_Task input_
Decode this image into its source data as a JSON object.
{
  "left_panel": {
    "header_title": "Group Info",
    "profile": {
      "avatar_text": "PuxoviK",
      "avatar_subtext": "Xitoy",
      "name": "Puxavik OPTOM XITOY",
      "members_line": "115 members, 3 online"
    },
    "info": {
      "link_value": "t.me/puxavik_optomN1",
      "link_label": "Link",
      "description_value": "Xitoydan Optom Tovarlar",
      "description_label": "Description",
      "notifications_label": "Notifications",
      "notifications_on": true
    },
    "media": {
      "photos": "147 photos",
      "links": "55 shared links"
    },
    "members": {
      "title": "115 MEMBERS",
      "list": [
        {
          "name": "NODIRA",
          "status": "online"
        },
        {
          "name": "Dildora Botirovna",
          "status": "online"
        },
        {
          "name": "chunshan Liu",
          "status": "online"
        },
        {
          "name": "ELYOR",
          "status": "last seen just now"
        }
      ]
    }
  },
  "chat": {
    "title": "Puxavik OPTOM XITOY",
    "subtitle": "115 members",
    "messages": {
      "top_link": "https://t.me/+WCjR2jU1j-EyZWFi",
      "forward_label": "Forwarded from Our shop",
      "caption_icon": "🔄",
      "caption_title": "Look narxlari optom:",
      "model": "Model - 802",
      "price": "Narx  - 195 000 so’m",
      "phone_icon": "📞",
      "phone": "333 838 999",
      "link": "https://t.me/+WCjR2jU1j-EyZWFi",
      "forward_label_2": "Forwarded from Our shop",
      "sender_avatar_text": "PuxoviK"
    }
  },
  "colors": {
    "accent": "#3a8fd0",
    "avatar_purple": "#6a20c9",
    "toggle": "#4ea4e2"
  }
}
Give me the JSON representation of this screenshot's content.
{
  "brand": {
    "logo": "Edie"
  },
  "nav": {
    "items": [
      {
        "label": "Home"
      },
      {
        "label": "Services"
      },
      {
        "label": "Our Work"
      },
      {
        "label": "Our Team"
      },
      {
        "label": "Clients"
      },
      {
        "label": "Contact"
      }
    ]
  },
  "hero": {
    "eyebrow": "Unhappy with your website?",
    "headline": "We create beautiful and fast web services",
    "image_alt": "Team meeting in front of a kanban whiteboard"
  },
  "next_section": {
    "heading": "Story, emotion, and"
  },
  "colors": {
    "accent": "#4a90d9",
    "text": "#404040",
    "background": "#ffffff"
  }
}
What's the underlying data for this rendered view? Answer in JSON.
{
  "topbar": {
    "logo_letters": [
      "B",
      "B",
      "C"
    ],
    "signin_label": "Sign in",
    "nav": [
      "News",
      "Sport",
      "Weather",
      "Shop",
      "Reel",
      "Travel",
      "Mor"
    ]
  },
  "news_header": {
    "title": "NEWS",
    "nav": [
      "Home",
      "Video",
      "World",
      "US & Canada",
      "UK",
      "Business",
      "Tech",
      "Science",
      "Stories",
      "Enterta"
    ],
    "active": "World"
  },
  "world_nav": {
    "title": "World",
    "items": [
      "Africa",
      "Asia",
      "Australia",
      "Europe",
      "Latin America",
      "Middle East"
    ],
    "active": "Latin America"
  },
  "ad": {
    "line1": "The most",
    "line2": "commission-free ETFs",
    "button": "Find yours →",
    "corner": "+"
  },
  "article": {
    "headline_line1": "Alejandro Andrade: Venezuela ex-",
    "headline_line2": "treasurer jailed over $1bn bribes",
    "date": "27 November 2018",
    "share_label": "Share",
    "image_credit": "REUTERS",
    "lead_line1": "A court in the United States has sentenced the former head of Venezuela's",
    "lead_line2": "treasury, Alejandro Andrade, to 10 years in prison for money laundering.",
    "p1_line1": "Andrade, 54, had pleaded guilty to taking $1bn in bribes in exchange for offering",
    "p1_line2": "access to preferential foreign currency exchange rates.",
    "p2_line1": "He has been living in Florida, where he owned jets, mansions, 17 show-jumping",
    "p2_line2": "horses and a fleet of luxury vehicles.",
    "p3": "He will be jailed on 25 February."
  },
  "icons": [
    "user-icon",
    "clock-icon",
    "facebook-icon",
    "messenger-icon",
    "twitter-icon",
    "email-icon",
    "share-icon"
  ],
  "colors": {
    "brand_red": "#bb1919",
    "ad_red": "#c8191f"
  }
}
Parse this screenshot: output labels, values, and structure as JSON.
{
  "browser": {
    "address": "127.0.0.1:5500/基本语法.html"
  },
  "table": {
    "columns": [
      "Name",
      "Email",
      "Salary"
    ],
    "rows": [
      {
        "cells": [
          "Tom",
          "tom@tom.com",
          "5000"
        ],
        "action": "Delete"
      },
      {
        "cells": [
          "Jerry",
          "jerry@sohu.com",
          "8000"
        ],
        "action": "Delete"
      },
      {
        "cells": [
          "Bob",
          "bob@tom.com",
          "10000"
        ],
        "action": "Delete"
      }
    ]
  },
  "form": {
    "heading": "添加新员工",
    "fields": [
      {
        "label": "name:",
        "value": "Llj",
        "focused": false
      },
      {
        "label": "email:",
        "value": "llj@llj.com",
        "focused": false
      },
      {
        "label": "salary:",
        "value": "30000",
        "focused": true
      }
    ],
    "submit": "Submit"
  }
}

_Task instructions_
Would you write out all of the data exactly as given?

_Result for this exercise_
Decode this image into its source data as a JSON object.
{
  "left_panel": {
    "header_title": "Group Info",
    "profile": {
      "avatar_text": "PuxoviK",
      "avatar_subtext": "Xitoy",
      "name": "Puxavik OPTOM XITOY",
      "members_line": "115 members, 3 online"
    },
    "info": {
      "link_value": "t.me/puxavik_optomN1",
      "link_label": "Link",
      "description_value": "Xitoydan Optom Tovarlar",
      "description_label": "Description",
      "notifications_label": "Notifications",
      "notifications_on": true
    },
    "media": {
      "photos": "147 photos",
      "links": "55 shared links"
    },
    "members": {
      "title": "115 MEMBERS",
      "list": [
        {
          "name": "NODIRA",
          "status": "online"
        },
        {
          "name": "Dildora Botirovna",
          "status": "online"
        },
        {
          "name": "chunshan Liu",
          "status": "online"
        },
        {
          "name": "ELYOR",
          "status": "last seen just now"
        }
      ]
    }
  },
  "chat": {
    "title": "Puxavik OPTOM XITOY",
    "subtitle": "115 members",
    "messages": {
      "top_link": "https://t.me/+WCjR2jU1j-EyZWFi",
      "forward_label": "Forwarded from Our shop",
      "caption_icon": "🔄",
      "caption_title": "Look narxlari optom:",
      "model": "Model - 802",
      "price": "Narx  - 195 000 so’m",
      "phone_icon": "📞",
      "phone": "333 838 999",
      "link": "https://t.me/+WCjR2jU1j-EyZWFi",
      "forward_label_2": "Forwarded from Our shop",
      "sender_avatar_text": "PuxoviK"
    }
  },
  "colors": {
    "accent": "#3a8fd0",
    "avatar_purple": "#6a20c9",
    "toggle": "#4ea4e2"
  }
}
Give me the JSON representation of this screenshot's content.
{
  "brand": {
    "logo": "Edie"
  },
  "nav": {
    "items": [
      {
        "label": "Home"
      },
      {
        "label": "Services"
      },
      {
        "label": "Our Work"
      },
      {
        "label": "Our Team"
      },
      {
        "label": "Clients"
      },
      {
        "label": "Contact"
      }
    ]
  },
  "hero": {
    "eyebrow": "Unhappy with your website?",
    "headline": "We create beautiful and fast web services",
    "image_alt": "Team meeting in front of a kanban whiteboard"
  },
  "next_section": {
    "heading": "Story, emotion, and"
  },
  "colors": {
    "accent": "#4a90d9",
    "text": "#404040",
    "background": "#ffffff"
  }
}
What's the underlying data for this rendered view? Answer in JSON.
{
  "topbar": {
    "logo_letters": [
      "B",
      "B",
      "C"
    ],
    "signin_label": "Sign in",
    "nav": [
      "News",
      "Sport",
      "Weather",
      "Shop",
      "Reel",
      "Travel",
      "Mor"
    ]
  },
  "news_header": {
    "title": "NEWS",
    "nav": [
      "Home",
      "Video",
      "World",
      "US & Canada",
      "UK",
      "Business",
      "Tech",
      "Science",
      "Stories",
      "Enterta"
    ],
    "active": "World"
  },
  "world_nav": {
    "title": "World",
    "items": [
      "Africa",
      "Asia",
      "Australia",
      "Europe",
      "Latin America",
      "Middle East"
    ],
    "active": "Latin America"
  },
  "ad": {
    "line1": "The most",
    "line2": "commission-free ETFs",
    "button": "Find yours →",
    "corner": "+"
  },
  "article": {
    "headline_line1": "Alejandro Andrade: Venezuela ex-",
    "headline_line2": "treasurer jailed over $1bn bribes",
    "date": "27 November 2018",
    "share_label": "Share",
    "image_credit": "REUTERS",
    "lead_line1": "A court in the United States has sentenced the former head of Venezuela's",
    "lead_line2": "treasury, Alejandro Andrade, to 10 years in prison for money laundering.",
    "p1_line1": "Andrade, 54, had pleaded guilty to taking $1bn in bribes in exchange for offering",
    "p1_line2": "access to preferential foreign currency exchange rates.",
    "p2_line1": "He has been living in Florida, where he owned jets, mansions, 17 show-jumping",
    "p2_line2": "horses and a fleet of luxury vehicles.",
    "p3": "He will be jailed on 25 February."
  },
  "icons": [
    "user-icon",
    "clock-icon",
    "facebook-icon",
    "messenger-icon",
    "twitter-icon",
    "email-icon",
    "share-icon"
  ],
  "colors": {
    "brand_red": "#bb1919",
    "ad_red": "#c8191f"
  }
}
Parse this screenshot: output labels, values, and structure as JSON.
{
  "browser": {
    "address": "127.0.0.1:5500/基本语法.html"
  },
  "table": {
    "columns": [
      "Name",
      "Email",
      "Salary"
    ],
    "rows": [
      {
        "cells": [
          "Tom",
          "tom@tom.com",
          "5000"
        ],
        "action": "Delete"
      },
      {
        "cells": [
          "Jerry",
          "jerry@sohu.com",
          "8000"
        ],
        "action": "Delete"
      },
      {
        "cells": [
          "Bob",
          "bob@tom.com",
          "10000"
        ],
        "action": "Delete"
      }
    ]
  },
  "form": {
    "heading": "添加新员工",
    "fields": [
      {
        "label": "name:",
        "value": "Llj",
        "focused": false
      },
      {
        "label": "email:",
        "value": "llj@llj.com",
        "focused": false
      },
      {
        "label": "salary:",
        "value": "30000",
        "focused": true
      }
    ],
    "submit": "Submit"
  }
}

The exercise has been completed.